- [Exercise instructions]: Return every entry exactly. Leave nothing out.

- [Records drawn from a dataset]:
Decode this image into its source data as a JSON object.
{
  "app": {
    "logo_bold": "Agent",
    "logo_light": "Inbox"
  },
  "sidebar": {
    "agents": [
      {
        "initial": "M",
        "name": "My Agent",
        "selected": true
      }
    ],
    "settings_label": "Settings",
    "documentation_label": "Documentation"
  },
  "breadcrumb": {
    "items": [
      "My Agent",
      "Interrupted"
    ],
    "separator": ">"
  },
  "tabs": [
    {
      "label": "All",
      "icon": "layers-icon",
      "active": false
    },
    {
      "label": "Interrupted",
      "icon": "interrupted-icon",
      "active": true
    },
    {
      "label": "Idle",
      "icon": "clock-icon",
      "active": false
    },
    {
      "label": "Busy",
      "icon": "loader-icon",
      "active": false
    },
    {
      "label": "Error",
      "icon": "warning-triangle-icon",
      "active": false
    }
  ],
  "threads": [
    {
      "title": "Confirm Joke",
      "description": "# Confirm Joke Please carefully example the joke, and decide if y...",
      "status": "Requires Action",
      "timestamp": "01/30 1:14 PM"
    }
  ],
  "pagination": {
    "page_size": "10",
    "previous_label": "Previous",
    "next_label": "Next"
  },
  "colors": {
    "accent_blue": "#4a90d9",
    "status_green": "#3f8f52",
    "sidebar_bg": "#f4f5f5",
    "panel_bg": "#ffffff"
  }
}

- [Worked solution]:
Decode this image into its source data as a JSON object.
{
  "app": {
    "logo_bold": "Agent",
    "logo_light": "Inbox"
  },
  "sidebar": {
    "agents": [
      {
        "initial": "M",
        "name": "My Agent",
        "selected": true
      }
    ],
    "settings_label": "Settings",
    "documentation_label": "Documentation"
  },
  "breadcrumb": {
    "items": [
      "My Agent",
      "Interrupted"
    ],
    "separator": ">"
  },
  "tabs": [
    {
      "label": "All",
      "icon": "layers-icon",
      "active": false
    },
    {
      "label": "Interrupted",
      "icon": "interrupted-icon",
      "active": true
    },
    {
      "label": "Idle",
      "icon": "clock-icon",
      "active": false
    },
    {
      "label": "Busy",
      "icon": "loader-icon",
      "active": false
    },
    {
      "label": "Error",
      "icon": "warning-triangle-icon",
      "active": false
    }
  ],
  "threads": [
    {
      "title": "Confirm Joke",
      "description": "# Confirm Joke Please carefully example the joke, and decide if y...",
      "status": "Requires Action",
      "timestamp": "01/30 1:14 PM"
    }
  ],
  "pagination": {
    "page_size": "10",
    "previous_label": "Previous",
    "next_label": "Next"
  },
  "colors": {
    "accent_blue": "#4a90d9",
    "status_green": "#3f8f52",
    "sidebar_bg": "#f4f5f5",
    "panel_bg": "#ffffff"
  }
}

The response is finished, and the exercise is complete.